 There was once an apple tree that would not bloom. Evie found this devastating, because she had read once that apple blossoms meant the promise of good fortune, and she felt it would be a very good fortune indeed to have the promise of apples to come.       Each year she desperately hoped that the pink-white blossoms would appear, and each year they did not. Finally her mother decided that it was time for the apple tree to come down, for she said a fruit tree that bears no fruit is better suited to firewood. But Evie begged her mother to leave it for another year. Her mother agreed, and as Spring approached, she wished so very hard as she stared at the apple tree that she thought her heart might burst.       When Spring passed and yet again there were no blossoms, she thought her heart might break.      Suddenly, Evie could not bear it any longer: she turned her gaze from the apple tree and vowed to wish no more.     Her heart hardened then, and she went about her days with a cold sta

The Beautiful Cloak

 Jane spun her spinning wheel, as she did every day, and twirled the wool between her fingers. It was extra work for her for two reasons: the first was that her hands were awfully small still, and the second was that she wasn't quite real.     Her and her papa had long desired to be real, but their forms were still learning, and so tasks like spinning wool and weaving, or lumbering as her papa did, involved an incredible amount of effort and no little amount of hope. But Jane had a dream. She dreamed that she would weave a beautiful cloak for herself, and that when she had finished it and draped it around her shoulders, she would magically become real. Because she wasn't real yet, it was a task that would take a long time, but she was going to work very hard, and then someday, maybe, her dream might come true.     One day, an old man came to their home. He knocked three times, and when Jane's papa opened the door, he begged a bit of bread. Jane and her papa didn't have

A Tale of Monsters

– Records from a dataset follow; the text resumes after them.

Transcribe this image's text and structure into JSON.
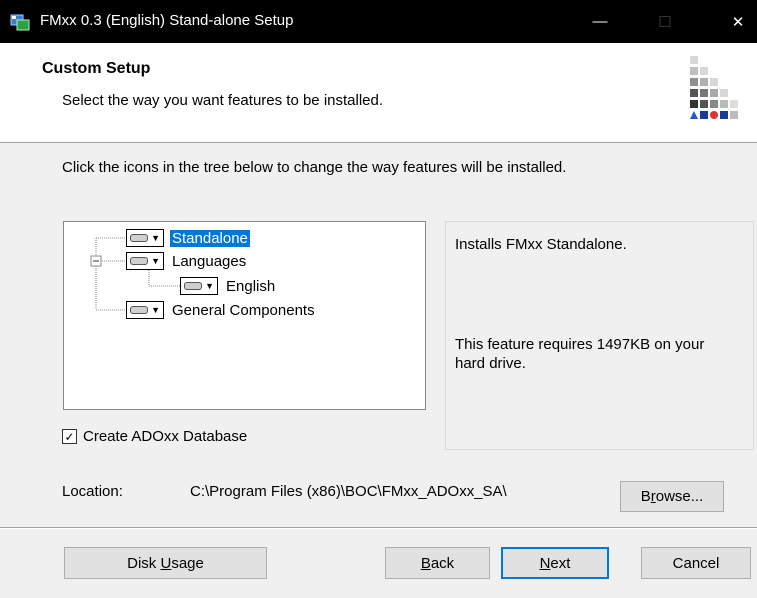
{
  "window": {
    "title": "FMxx 0.3 (English) Stand-alone Setup",
    "minimize": "—",
    "maximize": "☐",
    "close": "✕"
  },
  "header": {
    "title": "Custom Setup",
    "subtitle": "Select the way you want features to be installed."
  },
  "instructions": "Click the icons in the tree below to change the way features will be installed.",
  "tree": {
    "items": [
      {
        "label": "Standalone",
        "selected": true,
        "icon": "drive-icon"
      },
      {
        "label": "Languages",
        "expanded": true,
        "icon": "drive-icon"
      },
      {
        "label": "English",
        "icon": "drive-icon"
      },
      {
        "label": "General Components",
        "icon": "drive-icon"
      }
    ]
  },
  "info": {
    "description": "Installs FMxx Standalone.",
    "requirement": "This feature requires 1497KB on your hard drive."
  },
  "checkbox": {
    "label": "Create ADOxx Database",
    "checked": true
  },
  "location": {
    "label": "Location:",
    "path": "C:\\Program Files (x86)\\BOC\\FMxx_ADOxx_SA\\"
  },
  "buttons": {
    "browse": {
      "pre": "B",
      "ul": "r",
      "post": "owse..."
    },
    "disk_usage": {
      "pre": "Disk ",
      "ul": "U",
      "post": "sage"
    },
    "back": {
      "pre": "",
      "ul": "B",
      "post": "ack"
    },
    "next": {
      "pre": "",
      "ul": "N",
      "post": "ext"
    },
    "cancel": {
      "pre": "Cancel",
      "ul": "",
      "post": ""
    }
  },
  "colors": {
    "selection": "#0078d7",
    "titlebar": "#000000"
  }
}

The monsters of fairy tales can be large fearsome beasts, but sometimes they are grownups. In fact, once upon a time, a party who called themselves 'gentlemen' —they weren't—were especially cruel monsters. For they took it upon themselves to tell a little boy that magic wasn't real.       Of course, they were wrong.     All the same, they laughed at the little boy who told them it was so.     You see, said the little boy, magic must be real. How else did the wind play? Or the thunder break in giant cracks? Or his heart light up with the glow of all the stars when he saw his father?     It was these things that caused the men to laugh.     But it was their folly, for they were being watched by an old woman. Perhaps it is needless to say with whom the old woman sided, for in an instant she cursed the men. Suddenly they were as tiny as ants —as small as their hearts—so that they could not do the little boy more harm.     'They'll get big again,' she said, '